We (that's the Royal We) want to be appalled at the shell game going on here. It's easy to find a reason not to do something, much more difficult to figure a way to take responsibility and protect women from quacks. We (the Royal We again) think that if these people are going to pretend to be clinics, and the Ministry can't stop the pretending, they should be regulated the same way. Of course, they'd never make it through the regulatory process because... they're fakes! So then, can the Ministry make these fakes put some clarity around their purpose? If not, I can set myself up as "Jane's House of Healing." What's to stop any of us from setting out with the medicine wagon and selling snake oil? All I'm saying is, these fake clinics can't have it both ways and right now they do.

But the real failing of the Ministry of Health is not that they won't regulate the fake clinics or put some limits on them, but that they have created the situation where they exist in the first place. It is the failure to adequately stress and fund sexual health as part of the overall continuum of health that the Ministry must be taken to task about. Because they have failed to adequately educate, inform and provide accessible services, there is a serious gap in health care. This leaves a space for quacks like the Pregnancy Care Centres of the world to enter. Without the gap, there would be no women searching the yellow pages for "pregnancy counselling." Information would be readily available in every doctor's office (real doctors that is), every walk in clinic, every hospital, on ads in buses and in schools and there would be no shame or fear surrounding it. When sexual health is fully integrated into overall health, when shame and fear are no longer associated with this vital part of health care, the pregnancy crisis centres will evaporate into thin air. This is where the Ministry of Health needs to strengthen its efforts.

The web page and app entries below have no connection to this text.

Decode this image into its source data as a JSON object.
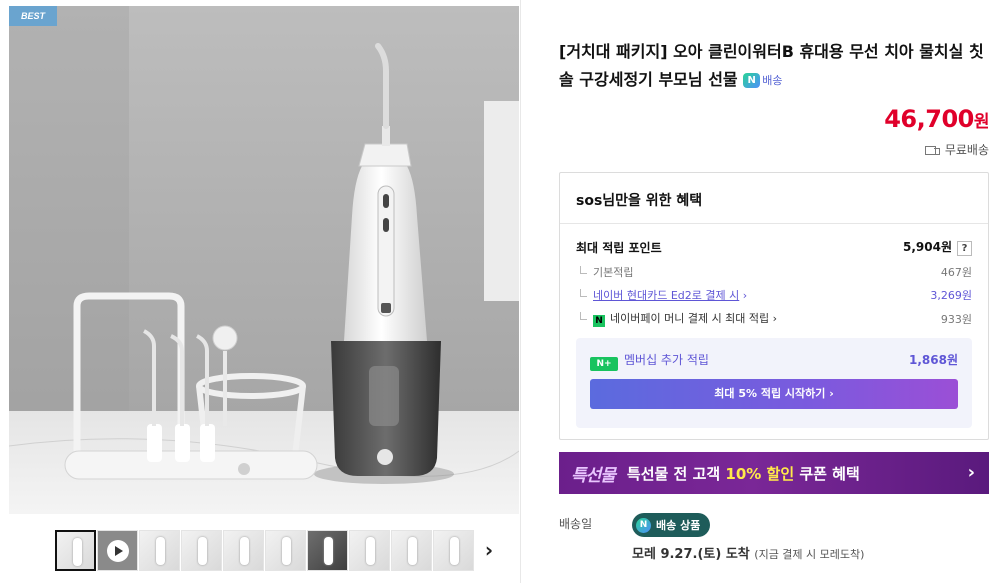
{
  "gallery": {
    "badge": "BEST",
    "product_logo": "oo",
    "next_arrow": "›",
    "thumb_count": 10
  },
  "product": {
    "title": "[거치대 패키지] 오아 클린이워터B 휴대용 무선 치아 물치실 칫솔 구강세정기 부모님 선물",
    "npay_badge": "배송",
    "price_value": "46,700",
    "price_unit": "원",
    "shipping": "무료배송"
  },
  "benefit": {
    "heading": "sos님만을 위한 혜택",
    "max_points_label": "최대 적립 포인트",
    "max_points_value": "5,904원",
    "help_icon": "?",
    "basic_label": "기본적립",
    "basic_value": "467원",
    "card_label": "네이버 현대카드 Ed2로 결제 시",
    "card_value": "3,269원",
    "npay_money_label": "네이버페이 머니 결제 시 최대 적립",
    "npay_money_value": "933원",
    "membership_badge": "N+",
    "membership_label": "멤버십 추가 적립",
    "membership_value": "1,868원",
    "membership_button": "최대 5% 적립 시작하기"
  },
  "coupon": {
    "logo": "특선물",
    "text_prefix": "특선물 전 고객 ",
    "text_highlight": "10% 할인",
    "text_suffix": " 쿠폰 혜택"
  },
  "delivery": {
    "label": "배송일",
    "pill": "배송 상품",
    "arrival": "모레 9.27.(토) 도착",
    "note": "(지금 결제 시 모레도착)"
  },
  "colors": {
    "price": "#e0002a",
    "link": "#5f56d6",
    "npay_green": "#19c35f",
    "coupon_bg": "#6b1f8b",
    "pill_bg": "#1e5c5a"
  }
}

And this goes for Health Ministries in all the provinces, not just Ontario.

Monday, August 9, 2010

Anti-Choice services spread misinformation

The Toronto Star recently ran a terrific article on the tactics used by anti-choice "clinics" such as the pregnancy care centre.

I am particularly grateful for the inclusion of a list of claims made by their "counsellors" with a reality check following each one.

What mystifies me is that this is still thought of as news, as in something new, as in a new discovery or journalistic coup. This has been going on for as long as this American based group of religious zealots set up camp in Canada and found a home with Stockwell Day in his old riding of Red Deer Alberta. Anyone remember the November 2000 W-5 program on CTV? It exposed some of the tactics used by anti-choice organizations to dissuade young women from seeking abortion services. A young woman shared the story of her visit to the Calgary Pregnancy Care Centre which she went to after hearing an ad on the radio about an organization that would provide support for young women who were pregnant, alone and afraid. Same tactics, ten years ago. My point (and I do have one) is that this has been going on forever. I'm glad the Star is highlighting it again, but the question should be asked why are we still allowing this to happen?

The other thing that bugs me is that if you put "abortion services" into google, the first thing that pops up is the Pregnancy Care Centre. Yet, they don't provide abortion services. Hmmm. This is their first big lie, one that they pay for by the click. So if you want to cost them some money, click a few billion times on their link.

Monday, August 2, 2010

The New Abortion Providers

Check out this excellent article in the New York Times Magazine about "the new abortion providers," doctors providing women with abortions in their own offices and within their family practices. It is a really good analysis of how the provision of abortion care became narginalized in the first place and how the model that has us provide this care in the separate setting of a clinic has been partly responsible for this marginalization.

But change is on the way, and the future is looking better. Good to see an optimistic article for a change.